I’ve been to Goshen, Indiana so I feel comfortable suggesting that Tim Showalter is easily second best thing to ever come out of Goshen, Indiana. Howard Hawks also hails from the Elkhart County seat so I’m pretty sure he’s got the market cornered on most amazing Goshen export. This visceral, angsty rock track feels more War on Drugs than Strand of Oaks — but both bands are 30Hz countdown staples so no love lost here.
Listening to my 7yo perform Kelly Zutrau’s layered and repetitive echo-chamber vocals provides endless entertainment. A song of beautiful minimalism and subtle underlying synth.
I sometimes try to justify putting “Fake Plastic Trees” in my countdowns, at least this year I actually get to place a newly produced Radiohead song.
Rumor has it that Blood Orange (aka Devonté Hynes) thought this was a tossaway beat and didn’t know what the hell to do with it. He gave it to Empress Of (aka Lorely Rodriguez) and she came back with this vocal track. Reaction #1: Consider the fleeting and magical process by which artists create music — great music. How this track seems so natural, yet almost never came to pass. Reaction #2: Everyone needs better nicknames because Blood Orange and Empress Of are killing it.

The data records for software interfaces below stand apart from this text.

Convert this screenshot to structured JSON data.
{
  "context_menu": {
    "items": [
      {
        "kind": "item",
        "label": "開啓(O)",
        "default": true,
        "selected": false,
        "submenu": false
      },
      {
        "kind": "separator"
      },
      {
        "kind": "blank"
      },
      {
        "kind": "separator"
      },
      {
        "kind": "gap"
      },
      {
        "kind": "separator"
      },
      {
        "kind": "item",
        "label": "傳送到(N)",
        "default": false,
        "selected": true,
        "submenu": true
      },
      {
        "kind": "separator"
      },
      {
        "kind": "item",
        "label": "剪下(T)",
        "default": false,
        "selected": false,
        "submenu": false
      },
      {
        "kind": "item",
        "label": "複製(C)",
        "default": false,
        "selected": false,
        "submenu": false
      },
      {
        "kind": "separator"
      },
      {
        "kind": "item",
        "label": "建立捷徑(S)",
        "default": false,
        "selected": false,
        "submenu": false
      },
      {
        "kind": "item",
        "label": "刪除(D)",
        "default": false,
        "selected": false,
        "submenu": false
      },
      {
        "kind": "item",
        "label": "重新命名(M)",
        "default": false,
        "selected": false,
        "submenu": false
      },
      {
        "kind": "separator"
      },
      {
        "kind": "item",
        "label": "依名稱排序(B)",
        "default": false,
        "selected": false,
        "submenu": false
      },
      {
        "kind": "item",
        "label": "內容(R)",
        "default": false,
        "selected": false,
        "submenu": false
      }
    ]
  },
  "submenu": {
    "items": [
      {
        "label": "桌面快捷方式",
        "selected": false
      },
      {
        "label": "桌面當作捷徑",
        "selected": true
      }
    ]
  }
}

To me, Jamie xx is like the Wizard of Oz. I would love to sit in on a session to see how he works and creates. On the other hand, I don’t want to peek behind the curtain. He operates on an entirely different level than the rest of us mortals.
Speaking of beats. James Brown’s going to return from the dead to take this groovy-ass shit back.
Not my typical choice for a #1. There’s no bombast. No melodramatic movements in four parts. Where’s the orchestra? Where’s the marching band? The toy instruments? “Hurt” is just the voice of British electronic singer/songwriter Holly Låpsley Fletcher and few ethereal electronic manipulation. But within apparent simplicity came bravado and depth and one of those choruses that makes you close your eyes and fancy yourself a tremendous chanteuse. “So if you’re gonna hurt me / why don’t you hurt me a little bit more / just dig a little deeper / just push a little harder than before.” In many ways these lines perfectly soundtrack our dumpster-fire year. Try harder, 2016, because you’re not going to break us.
And now that you’ve run the gamut, here’s the entire list, plus all the tracks that got cut in the final round just before publication. Thanks for taking a sonic journey through my 2016. You can follow all my playlists on Spotify here.